• [Assignment]:
Could you write out every record below exactly, leaving out any pictures?

[Records contained in a dataset]
◆ ◆ ◆ ◆ ◆ ◆ ◆

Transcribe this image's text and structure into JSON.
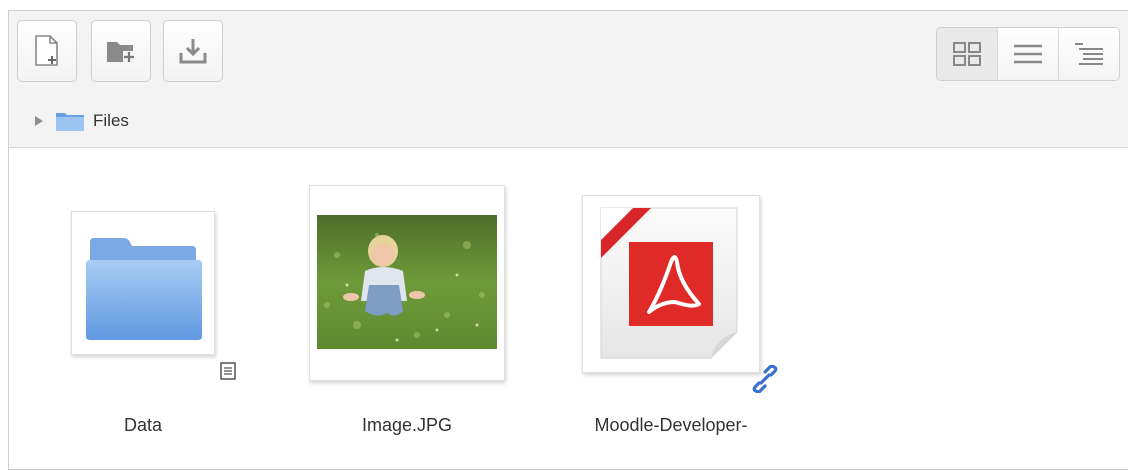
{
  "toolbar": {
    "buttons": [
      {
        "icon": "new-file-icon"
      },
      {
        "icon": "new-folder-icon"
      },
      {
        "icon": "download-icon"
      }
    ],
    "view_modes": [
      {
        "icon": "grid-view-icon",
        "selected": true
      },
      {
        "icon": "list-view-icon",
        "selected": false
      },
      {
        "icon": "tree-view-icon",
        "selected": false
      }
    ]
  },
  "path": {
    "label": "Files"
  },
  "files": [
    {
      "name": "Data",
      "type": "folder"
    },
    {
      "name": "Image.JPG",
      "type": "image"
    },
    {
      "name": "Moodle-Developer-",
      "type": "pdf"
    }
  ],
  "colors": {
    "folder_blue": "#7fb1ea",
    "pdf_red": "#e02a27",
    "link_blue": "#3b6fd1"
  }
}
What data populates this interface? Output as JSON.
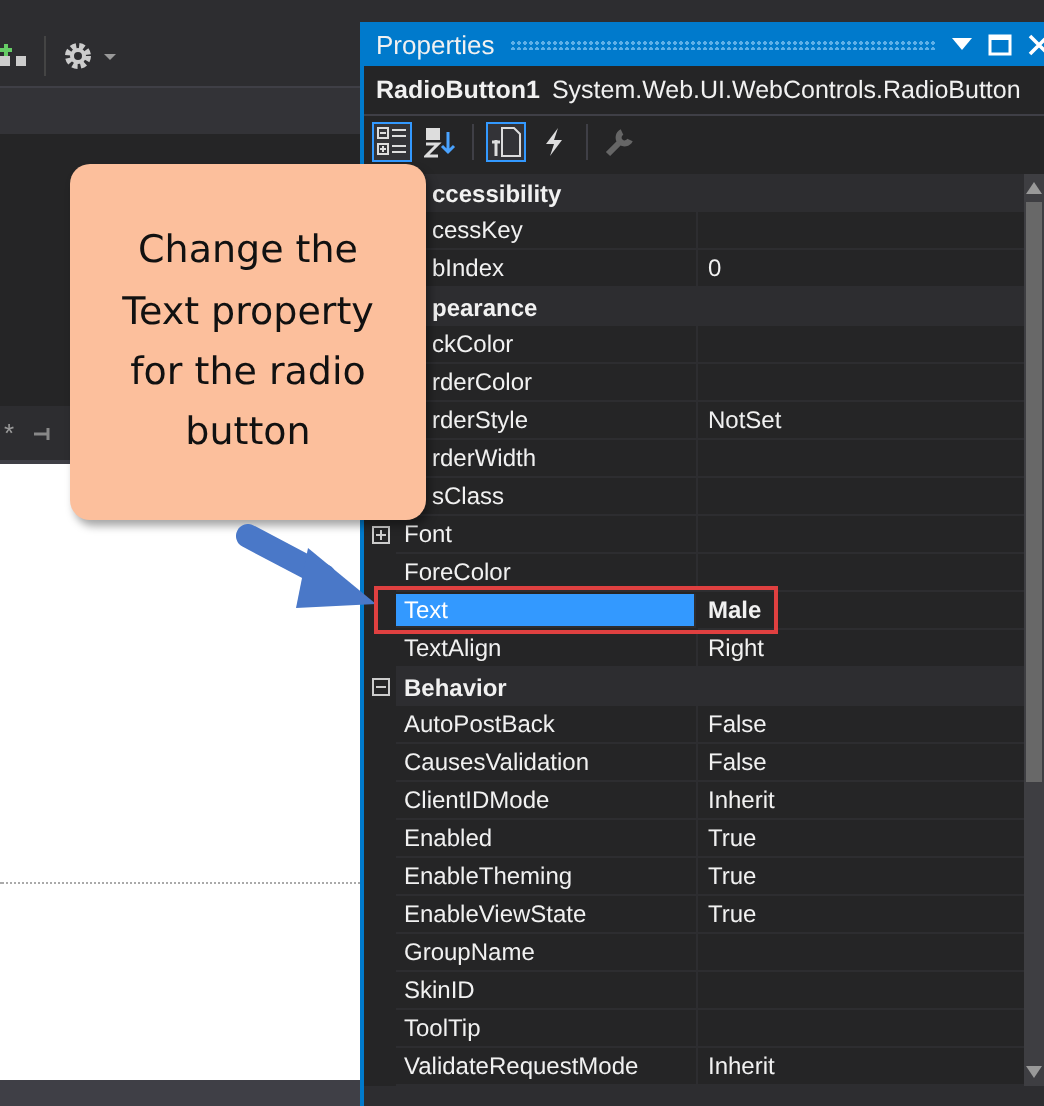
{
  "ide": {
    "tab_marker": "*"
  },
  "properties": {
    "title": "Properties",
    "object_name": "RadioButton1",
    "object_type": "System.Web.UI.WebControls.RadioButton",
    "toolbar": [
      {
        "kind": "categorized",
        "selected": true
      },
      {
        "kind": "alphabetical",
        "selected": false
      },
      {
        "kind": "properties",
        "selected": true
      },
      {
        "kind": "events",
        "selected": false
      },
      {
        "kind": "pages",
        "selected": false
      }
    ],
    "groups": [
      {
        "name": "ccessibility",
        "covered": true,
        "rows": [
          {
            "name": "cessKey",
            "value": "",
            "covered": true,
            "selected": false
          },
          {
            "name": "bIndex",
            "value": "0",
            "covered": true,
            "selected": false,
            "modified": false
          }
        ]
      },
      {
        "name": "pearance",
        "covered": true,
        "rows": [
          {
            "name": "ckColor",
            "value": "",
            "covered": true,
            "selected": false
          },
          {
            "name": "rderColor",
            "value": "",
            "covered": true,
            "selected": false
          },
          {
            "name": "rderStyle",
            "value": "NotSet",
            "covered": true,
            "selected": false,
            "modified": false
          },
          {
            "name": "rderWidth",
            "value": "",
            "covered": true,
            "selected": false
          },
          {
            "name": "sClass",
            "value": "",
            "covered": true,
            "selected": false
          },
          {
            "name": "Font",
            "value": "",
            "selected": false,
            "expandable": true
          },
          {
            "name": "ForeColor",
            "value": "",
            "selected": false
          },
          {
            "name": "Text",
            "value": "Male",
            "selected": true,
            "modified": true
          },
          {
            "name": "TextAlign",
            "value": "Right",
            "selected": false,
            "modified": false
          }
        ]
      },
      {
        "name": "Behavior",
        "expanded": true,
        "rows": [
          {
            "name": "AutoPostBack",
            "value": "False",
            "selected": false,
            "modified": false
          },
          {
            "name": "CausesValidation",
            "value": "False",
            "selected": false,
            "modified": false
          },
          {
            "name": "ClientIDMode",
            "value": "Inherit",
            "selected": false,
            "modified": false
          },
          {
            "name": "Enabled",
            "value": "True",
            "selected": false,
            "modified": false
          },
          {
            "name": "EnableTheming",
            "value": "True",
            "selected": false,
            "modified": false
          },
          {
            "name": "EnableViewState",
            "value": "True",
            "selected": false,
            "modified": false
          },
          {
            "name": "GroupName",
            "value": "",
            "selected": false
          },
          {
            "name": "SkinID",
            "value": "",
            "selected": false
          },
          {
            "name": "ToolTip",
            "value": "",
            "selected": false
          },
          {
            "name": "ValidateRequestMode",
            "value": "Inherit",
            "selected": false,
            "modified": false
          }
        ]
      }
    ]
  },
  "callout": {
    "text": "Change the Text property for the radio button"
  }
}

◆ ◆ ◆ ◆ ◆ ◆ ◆

• [Result of the task]:
Transcribe this image's text and structure into JSON.
{
  "toolbar": {
    "buttons": [
      {
        "icon": "new-file-icon"
      },
      {
        "icon": "new-folder-icon"
      },
      {
        "icon": "download-icon"
      }
    ],
    "view_modes": [
      {
        "icon": "grid-view-icon",
        "selected": true
      },
      {
        "icon": "list-view-icon",
        "selected": false
      },
      {
        "icon": "tree-view-icon",
        "selected": false
      }
    ]
  },
  "path": {
    "label": "Files"
  },
  "files": [
    {
      "name": "Data",
      "type": "folder"
    },
    {
      "name": "Image.JPG",
      "type": "image"
    },
    {
      "name": "Moodle-Developer-",
      "type": "pdf"
    }
  ],
  "colors": {
    "folder_blue": "#7fb1ea",
    "pdf_red": "#e02a27",
    "link_blue": "#3b6fd1"
  }
}
What data populates this interface? Output as JSON.
{
  "ide": {
    "tab_marker": "*"
  },
  "properties": {
    "title": "Properties",
    "object_name": "RadioButton1",
    "object_type": "System.Web.UI.WebControls.RadioButton",
    "toolbar": [
      {
        "kind": "categorized",
        "selected": true
      },
      {
        "kind": "alphabetical",
        "selected": false
      },
      {
        "kind": "properties",
        "selected": true
      },
      {
        "kind": "events",
        "selected": false
      },
      {
        "kind": "pages",
        "selected": false
      }
    ],
    "groups": [
      {
        "name": "ccessibility",
        "covered": true,
        "rows": [
          {
            "name": "cessKey",
            "value": "",
            "covered": true,
            "selected": false
          },
          {
            "name": "bIndex",
            "value": "0",
            "covered": true,
            "selected": false,
            "modified": false
          }
        ]
      },
      {
        "name": "pearance",
        "covered": true,
        "rows": [
          {
            "name": "ckColor",
            "value": "",
            "covered": true,
            "selected": false
          },
          {
            "name": "rderColor",
            "value": "",
            "covered": true,
            "selected": false
          },
          {
            "name": "rderStyle",
            "value": "NotSet",
            "covered": true,
            "selected": false,
            "modified": false
          },
          {
            "name": "rderWidth",
            "value": "",
            "covered": true,
            "selected": false
          },
          {
            "name": "sClass",
            "value": "",
            "covered": true,
            "selected": false
          },
          {
            "name": "Font",
            "value": "",
            "selected": false,
            "expandable": true
          },
          {
            "name": "ForeColor",
            "value": "",
            "selected": false
          },
          {
            "name": "Text",
            "value": "Male",
            "selected": true,
            "modified": true
          },
          {
            "name": "TextAlign",
            "value": "Right",
            "selected": false,
            "modified": false
          }
        ]
      },
      {
        "name": "Behavior",
        "expanded": true,
        "rows": [
          {
            "name": "AutoPostBack",
            "value": "False",
            "selected": false,
            "modified": false
          },
          {
            "name": "CausesValidation",
            "value": "False",
            "selected": false,
            "modified": false
          },
          {
            "name": "ClientIDMode",
            "value": "Inherit",
            "selected": false,
            "modified": false
          },
          {
            "name": "Enabled",
            "value": "True",
            "selected": false,
            "modified": false
          },
          {
            "name": "EnableTheming",
            "value": "True",
            "selected": false,
            "modified": false
          },
          {
            "name": "EnableViewState",
            "value": "True",
            "selected": false,
            "modified": false
          },
          {
            "name": "GroupName",
            "value": "",
            "selected": false
          },
          {
            "name": "SkinID",
            "value": "",
            "selected": false
          },
          {
            "name": "ToolTip",
            "value": "",
            "selected": false
          },
          {
            "name": "ValidateRequestMode",
            "value": "Inherit",
            "selected": false,
            "modified": false
          }
        ]
      }
    ]
  },
  "callout": {
    "text": "Change the Text property for the radio button"
  }
}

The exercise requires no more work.